Charlotte E. Krem

The newest addition to our attorney team, Charlotte E. Krem was admitted to practice law in the State of California in 2019, and joined Kirtland & Packard LLP in January of 2021. Her work spans an array of practice areas, including personal injury, discrimination in employment and education, wage and hour, and mass torts cases. From handling the written discovery process, witness depositions, and motion practice, to legal research, negotiations with opposing counsel, and the cultivation of open, mutually trusting, and communicative client relationships, Charlotte is steadily broadening her experience and sharpening her expertise in every phase of the litigation process.

Charlotte’s academic and professional background primarily centers criminal justice and international human rights law, however, her recent transition into plaintiffs’ side civil litigation is a fitting one. She has always rooted for the underdog, stood up for the little guy, and endeavored to support and amplify the voices of those who are marginalized or mistreated. Recognition of the challenges and consequences of inequality, and a fierce commitment to fundamental fairness motivated Charlotte to pursue a legal career. She believes the law should be a tool for empowerment and accountability, and is thankful to be part of a practice that increases access to justice and emboldens the aggrieved to seek the relief they deserve.
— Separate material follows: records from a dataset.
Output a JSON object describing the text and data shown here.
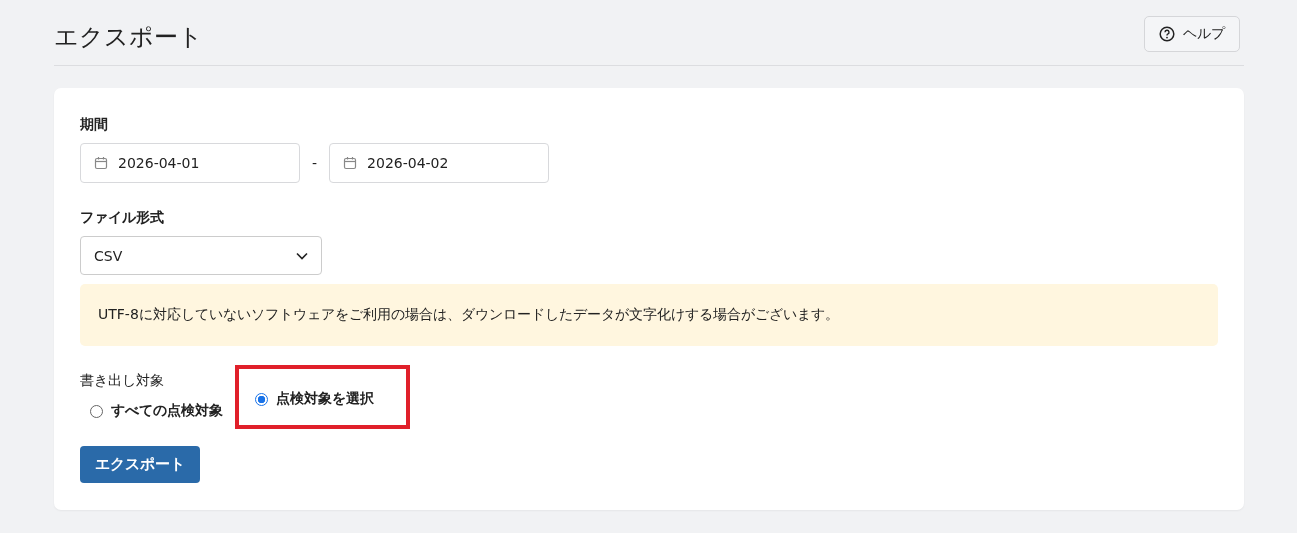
{
  "title": "エクスポート",
  "help_button": {
    "label": "ヘルプ"
  },
  "period": {
    "label": "期間",
    "start": "2026-04-01",
    "separator": "-",
    "end": "2026-04-02"
  },
  "file_format": {
    "label": "ファイル形式",
    "value": "CSV"
  },
  "notice": "UTF-8に対応していないソフトウェアをご利用の場合は、ダウンロードしたデータが文字化けする場合がございます。",
  "target": {
    "label": "書き出し対象",
    "options": [
      {
        "label": "すべての点検対象",
        "selected": false,
        "highlighted": false
      },
      {
        "label": "点検対象を選択",
        "selected": true,
        "highlighted": true
      }
    ]
  },
  "export_button": {
    "label": "エクスポート"
  }
}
Prior to joining the firm, Charlotte was a Deputy Public Defender in Santa Barbara County, where she managed a substantial caseload comprised of all misdemeanor offenses in the City of Lompoc, in addition to civil contempt matters. She gained extensive courtroom experience, appearing on a daily basis in adult criminal court and various specialized treatment courts on behalf of indigent individuals facing criminal charges, handling each case from arraignment all the way to settlement or preparation for trial. Charlotte’s practice was guided by principles of client-centered and holistic representation. Building trust and rapport with her clients was a priority, and her advocacy on their behalf extended beyond the courtroom—remaining available and accessible, regardless of the hour, and striving to ensure any non-legal and re-entry needs were also met.

While in Santa Barbara, Charlotte also volunteered for the People’s Justice Project, a small non-profit law firm dauntlessly dedicated to protecting the civil rights, liberties, and dignity of the County’s most vulnerable residents. She contributed to critical pre-litigation stages of a lawsuit filed on behalf of a local individual, with disabilities and experiencing homelessness, seeking accountability for police harassment and misconduct.

During law school, Charlotte interned in Madrid with Women’s Link Worldwide, an international human rights non-profit organization, innovatively utilizing the law to facilitate jurisprudential, legislative, and social change advancing the rights of women and girls at the local, domestic, regional, and global level. Another summer was spent in New York City as legal intern for the United Nations Special Rapporteur on the Promotion of Truth, Justice, Reparation and Guarantees of Non-Recurrence. In addition to providing comprehensive legal research and writing support, Charlotte authored a notable portion of the Annual Report to the United Nations Human Rights Council and General Assembly. In her chapter, “Legal Framework,” she outlines the international legal obligations of nation states in transitional contexts, and detailes a novel approach to the analysis and implementation of transitional justice mechanisms that draws meaningful distinctions between their application in post-authoritarian and post-conflict contexts. In her final year, Charlotte clerked here in California for the Office of the Alameda County Public Defender.

Shaped by her diverse, public interest oriented background, Charlotte’s work is characterized by compassion, creativity, and dedication. She is excited to continue developing her practice and refining her craft, to provide thoughtful, diligent, and tenacious legal representation to her clients. In particular, Charlotte is interested in trial work and pursuing cases against large corporations, insurance companies, and other imposing institutional entities. She hopes such vigorous litigation will not only improve the lives of each client, but perhaps ultimately, the broader incentive structures, which she feels too often produce and expose individuals to exploitative, unsympathetic, and pernicious practices.

When she is not in the office, Charlotte can almost certainly be found at 13,000 feet jumping out of perfectly good airplanes. She is committed to bringing the same spirit and fearlessness to the courtroom to fight for her clients.


After graduating high school in New Zealand—top of her class and in the top four percent of International Baccalaureate students worldwide—Charlotte moved to the United States for her tertiary education. In 2011, she graduated from Wesleyan University in Connecticut, with a Bachelor of Arts degree in music and a minor in psychology, and later continued her studies at Columbia University in New York City, receiving a graduate Certification of Professional Achievement in Human Rights

Charlotte earned her Juris Doctor degree from Stanford Law School in 2018. She served on the executive board of student organizations such as the Stanford Human Rights Law Association, and was active in the International Human Rights and Conflict Resolution Clinic, where she drafted sections of a communiqué to the Office of the Prosecutor of the International Criminal Court and conducted field-research in Greece on the conditions and treatment of refugees and asylum seekers.